Content starts

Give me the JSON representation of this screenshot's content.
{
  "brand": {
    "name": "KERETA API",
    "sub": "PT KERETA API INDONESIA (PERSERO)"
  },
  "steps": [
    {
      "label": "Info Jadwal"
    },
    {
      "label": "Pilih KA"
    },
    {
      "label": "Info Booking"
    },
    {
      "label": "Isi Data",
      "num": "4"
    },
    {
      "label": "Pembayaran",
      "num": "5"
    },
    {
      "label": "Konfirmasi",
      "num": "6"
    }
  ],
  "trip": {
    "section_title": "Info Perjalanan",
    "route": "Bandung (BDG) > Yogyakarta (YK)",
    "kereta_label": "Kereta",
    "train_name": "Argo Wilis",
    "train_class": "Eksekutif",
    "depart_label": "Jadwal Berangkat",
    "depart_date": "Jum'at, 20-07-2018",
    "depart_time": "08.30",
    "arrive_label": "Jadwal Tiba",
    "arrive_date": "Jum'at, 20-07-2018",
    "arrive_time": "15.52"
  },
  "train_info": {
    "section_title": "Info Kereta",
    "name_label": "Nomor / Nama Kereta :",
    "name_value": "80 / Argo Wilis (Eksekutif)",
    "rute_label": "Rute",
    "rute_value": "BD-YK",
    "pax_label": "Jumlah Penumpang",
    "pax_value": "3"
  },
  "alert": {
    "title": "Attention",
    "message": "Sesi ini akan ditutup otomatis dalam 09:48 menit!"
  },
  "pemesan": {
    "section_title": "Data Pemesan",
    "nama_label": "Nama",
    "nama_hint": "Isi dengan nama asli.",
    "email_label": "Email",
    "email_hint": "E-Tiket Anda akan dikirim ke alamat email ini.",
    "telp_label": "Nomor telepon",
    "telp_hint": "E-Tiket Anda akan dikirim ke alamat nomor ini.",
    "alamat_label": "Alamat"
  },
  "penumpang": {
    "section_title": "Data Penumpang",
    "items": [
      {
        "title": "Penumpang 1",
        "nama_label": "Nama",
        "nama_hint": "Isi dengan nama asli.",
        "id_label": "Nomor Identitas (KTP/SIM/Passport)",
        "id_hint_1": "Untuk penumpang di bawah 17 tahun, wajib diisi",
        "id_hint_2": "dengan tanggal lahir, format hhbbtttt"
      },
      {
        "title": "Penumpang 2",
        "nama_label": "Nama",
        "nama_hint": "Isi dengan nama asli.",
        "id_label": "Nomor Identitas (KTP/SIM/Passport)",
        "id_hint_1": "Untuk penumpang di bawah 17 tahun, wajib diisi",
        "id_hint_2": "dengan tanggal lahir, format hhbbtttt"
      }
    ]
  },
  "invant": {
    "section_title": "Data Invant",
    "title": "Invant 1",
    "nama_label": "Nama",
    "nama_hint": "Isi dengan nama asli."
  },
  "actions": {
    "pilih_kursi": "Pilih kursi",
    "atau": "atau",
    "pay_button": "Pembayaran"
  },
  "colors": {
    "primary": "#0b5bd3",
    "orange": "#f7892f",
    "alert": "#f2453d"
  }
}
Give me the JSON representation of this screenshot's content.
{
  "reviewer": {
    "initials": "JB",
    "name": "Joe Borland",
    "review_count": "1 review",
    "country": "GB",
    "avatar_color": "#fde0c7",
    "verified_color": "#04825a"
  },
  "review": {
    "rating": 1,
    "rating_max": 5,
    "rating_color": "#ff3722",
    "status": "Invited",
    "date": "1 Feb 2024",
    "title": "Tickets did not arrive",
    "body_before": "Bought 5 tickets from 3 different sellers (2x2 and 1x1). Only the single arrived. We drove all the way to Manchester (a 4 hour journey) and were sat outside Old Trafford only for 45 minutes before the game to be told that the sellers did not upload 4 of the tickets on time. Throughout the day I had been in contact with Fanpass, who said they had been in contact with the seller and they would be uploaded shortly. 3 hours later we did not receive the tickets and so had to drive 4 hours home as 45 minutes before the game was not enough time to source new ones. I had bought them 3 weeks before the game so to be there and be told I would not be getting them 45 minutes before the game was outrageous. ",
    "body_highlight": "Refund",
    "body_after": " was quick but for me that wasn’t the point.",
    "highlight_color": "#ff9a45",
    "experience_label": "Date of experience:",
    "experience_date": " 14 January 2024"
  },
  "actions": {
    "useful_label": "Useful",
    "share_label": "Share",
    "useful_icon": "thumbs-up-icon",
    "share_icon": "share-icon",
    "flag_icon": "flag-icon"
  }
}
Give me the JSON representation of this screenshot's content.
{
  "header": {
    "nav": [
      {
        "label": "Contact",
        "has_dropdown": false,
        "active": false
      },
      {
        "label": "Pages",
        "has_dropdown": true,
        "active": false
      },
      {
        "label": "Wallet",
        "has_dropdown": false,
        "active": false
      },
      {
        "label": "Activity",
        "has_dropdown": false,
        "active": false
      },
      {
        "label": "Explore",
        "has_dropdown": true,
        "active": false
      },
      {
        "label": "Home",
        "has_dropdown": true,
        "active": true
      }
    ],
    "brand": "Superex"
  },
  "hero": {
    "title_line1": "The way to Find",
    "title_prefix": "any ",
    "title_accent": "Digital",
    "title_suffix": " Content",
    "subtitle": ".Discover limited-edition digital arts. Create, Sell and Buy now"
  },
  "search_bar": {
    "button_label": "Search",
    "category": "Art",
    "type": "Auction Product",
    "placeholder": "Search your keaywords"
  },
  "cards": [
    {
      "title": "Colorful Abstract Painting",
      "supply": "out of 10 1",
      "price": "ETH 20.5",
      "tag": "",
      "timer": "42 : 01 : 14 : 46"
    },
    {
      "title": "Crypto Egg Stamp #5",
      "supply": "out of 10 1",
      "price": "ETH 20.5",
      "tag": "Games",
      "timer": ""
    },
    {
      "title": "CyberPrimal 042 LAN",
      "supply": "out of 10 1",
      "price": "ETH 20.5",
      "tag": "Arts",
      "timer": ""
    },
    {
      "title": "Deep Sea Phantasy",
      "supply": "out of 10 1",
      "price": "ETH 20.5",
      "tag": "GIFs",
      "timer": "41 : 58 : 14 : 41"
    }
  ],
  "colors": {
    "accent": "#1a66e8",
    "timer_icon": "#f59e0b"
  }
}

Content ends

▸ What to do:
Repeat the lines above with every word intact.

▸ Reply to the exercise:
Give me the JSON representation of this screenshot's content.
{
  "brand": {
    "name": "KERETA API",
    "sub": "PT KERETA API INDONESIA (PERSERO)"
  },
  "steps": [
    {
      "label": "Info Jadwal"
    },
    {
      "label": "Pilih KA"
    },
    {
      "label": "Info Booking"
    },
    {
      "label": "Isi Data",
      "num": "4"
    },
    {
      "label": "Pembayaran",
      "num": "5"
    },
    {
      "label": "Konfirmasi",
      "num": "6"
    }
  ],
  "trip": {
    "section_title": "Info Perjalanan",
    "route": "Bandung (BDG) > Yogyakarta (YK)",
    "kereta_label": "Kereta",
    "train_name": "Argo Wilis",
    "train_class": "Eksekutif",
    "depart_label": "Jadwal Berangkat",
    "depart_date": "Jum'at, 20-07-2018",
    "depart_time": "08.30",
    "arrive_label": "Jadwal Tiba",
    "arrive_date": "Jum'at, 20-07-2018",
    "arrive_time": "15.52"
  },
  "train_info": {
    "section_title": "Info Kereta",
    "name_label": "Nomor / Nama Kereta :",
    "name_value": "80 / Argo Wilis (Eksekutif)",
    "rute_label": "Rute",
    "rute_value": "BD-YK",
    "pax_label": "Jumlah Penumpang",
    "pax_value": "3"
  },
  "alert": {
    "title": "Attention",
    "message": "Sesi ini akan ditutup otomatis dalam 09:48 menit!"
  },
  "pemesan": {
    "section_title": "Data Pemesan",
    "nama_label": "Nama",
    "nama_hint": "Isi dengan nama asli.",
    "email_label": "Email",
    "email_hint": "E-Tiket Anda akan dikirim ke alamat email ini.",
    "telp_label": "Nomor telepon",
    "telp_hint": "E-Tiket Anda akan dikirim ke alamat nomor ini.",
    "alamat_label": "Alamat"
  },
  "penumpang": {
    "section_title": "Data Penumpang",
    "items": [
      {
        "title": "Penumpang 1",
        "nama_label": "Nama",
        "nama_hint": "Isi dengan nama asli.",
        "id_label": "Nomor Identitas (KTP/SIM/Passport)",
        "id_hint_1": "Untuk penumpang di bawah 17 tahun, wajib diisi",
        "id_hint_2": "dengan tanggal lahir, format hhbbtttt"
      },
      {
        "title": "Penumpang 2",
        "nama_label": "Nama",
        "nama_hint": "Isi dengan nama asli.",
        "id_label": "Nomor Identitas (KTP/SIM/Passport)",
        "id_hint_1": "Untuk penumpang di bawah 17 tahun, wajib diisi",
        "id_hint_2": "dengan tanggal lahir, format hhbbtttt"
      }
    ]
  },
  "invant": {
    "section_title": "Data Invant",
    "title": "Invant 1",
    "nama_label": "Nama",
    "nama_hint": "Isi dengan nama asli."
  },
  "actions": {
    "pilih_kursi": "Pilih kursi",
    "atau": "atau",
    "pay_button": "Pembayaran"
  },
  "colors": {
    "primary": "#0b5bd3",
    "orange": "#f7892f",
    "alert": "#f2453d"
  }
}
Give me the JSON representation of this screenshot's content.
{
  "reviewer": {
    "initials": "JB",
    "name": "Joe Borland",
    "review_count": "1 review",
    "country": "GB",
    "avatar_color": "#fde0c7",
    "verified_color": "#04825a"
  },
  "review": {
    "rating": 1,
    "rating_max": 5,
    "rating_color": "#ff3722",
    "status": "Invited",
    "date": "1 Feb 2024",
    "title": "Tickets did not arrive",
    "body_before": "Bought 5 tickets from 3 different sellers (2x2 and 1x1). Only the single arrived. We drove all the way to Manchester (a 4 hour journey) and were sat outside Old Trafford only for 45 minutes before the game to be told that the sellers did not upload 4 of the tickets on time. Throughout the day I had been in contact with Fanpass, who said they had been in contact with the seller and they would be uploaded shortly. 3 hours later we did not receive the tickets and so had to drive 4 hours home as 45 minutes before the game was not enough time to source new ones. I had bought them 3 weeks before the game so to be there and be told I would not be getting them 45 minutes before the game was outrageous. ",
    "body_highlight": "Refund",
    "body_after": " was quick but for me that wasn’t the point.",
    "highlight_color": "#ff9a45",
    "experience_label": "Date of experience:",
    "experience_date": " 14 January 2024"
  },
  "actions": {
    "useful_label": "Useful",
    "share_label": "Share",
    "useful_icon": "thumbs-up-icon",
    "share_icon": "share-icon",
    "flag_icon": "flag-icon"
  }
}
Give me the JSON representation of this screenshot's content.
{
  "header": {
    "nav": [
      {
        "label": "Contact",
        "has_dropdown": false,
        "active": false
      },
      {
        "label": "Pages",
        "has_dropdown": true,
        "active": false
      },
      {
        "label": "Wallet",
        "has_dropdown": false,
        "active": false
      },
      {
        "label": "Activity",
        "has_dropdown": false,
        "active": false
      },
      {
        "label": "Explore",
        "has_dropdown": true,
        "active": false
      },
      {
        "label": "Home",
        "has_dropdown": true,
        "active": true
      }
    ],
    "brand": "Superex"
  },
  "hero": {
    "title_line1": "The way to Find",
    "title_prefix": "any ",
    "title_accent": "Digital",
    "title_suffix": " Content",
    "subtitle": ".Discover limited-edition digital arts. Create, Sell and Buy now"
  },
  "search_bar": {
    "button_label": "Search",
    "category": "Art",
    "type": "Auction Product",
    "placeholder": "Search your keaywords"
  },
  "cards": [
    {
      "title": "Colorful Abstract Painting",
      "supply": "out of 10 1",
      "price": "ETH 20.5",
      "tag": "",
      "timer": "42 : 01 : 14 : 46"
    },
    {
      "title": "Crypto Egg Stamp #5",
      "supply": "out of 10 1",
      "price": "ETH 20.5",
      "tag": "Games",
      "timer": ""
    },
    {
      "title": "CyberPrimal 042 LAN",
      "supply": "out of 10 1",
      "price": "ETH 20.5",
      "tag": "Arts",
      "timer": ""
    },
    {
      "title": "Deep Sea Phantasy",
      "supply": "out of 10 1",
      "price": "ETH 20.5",
      "tag": "GIFs",
      "timer": "41 : 58 : 14 : 41"
    }
  ],
  "colors": {
    "accent": "#1a66e8",
    "timer_icon": "#f59e0b"
  }
}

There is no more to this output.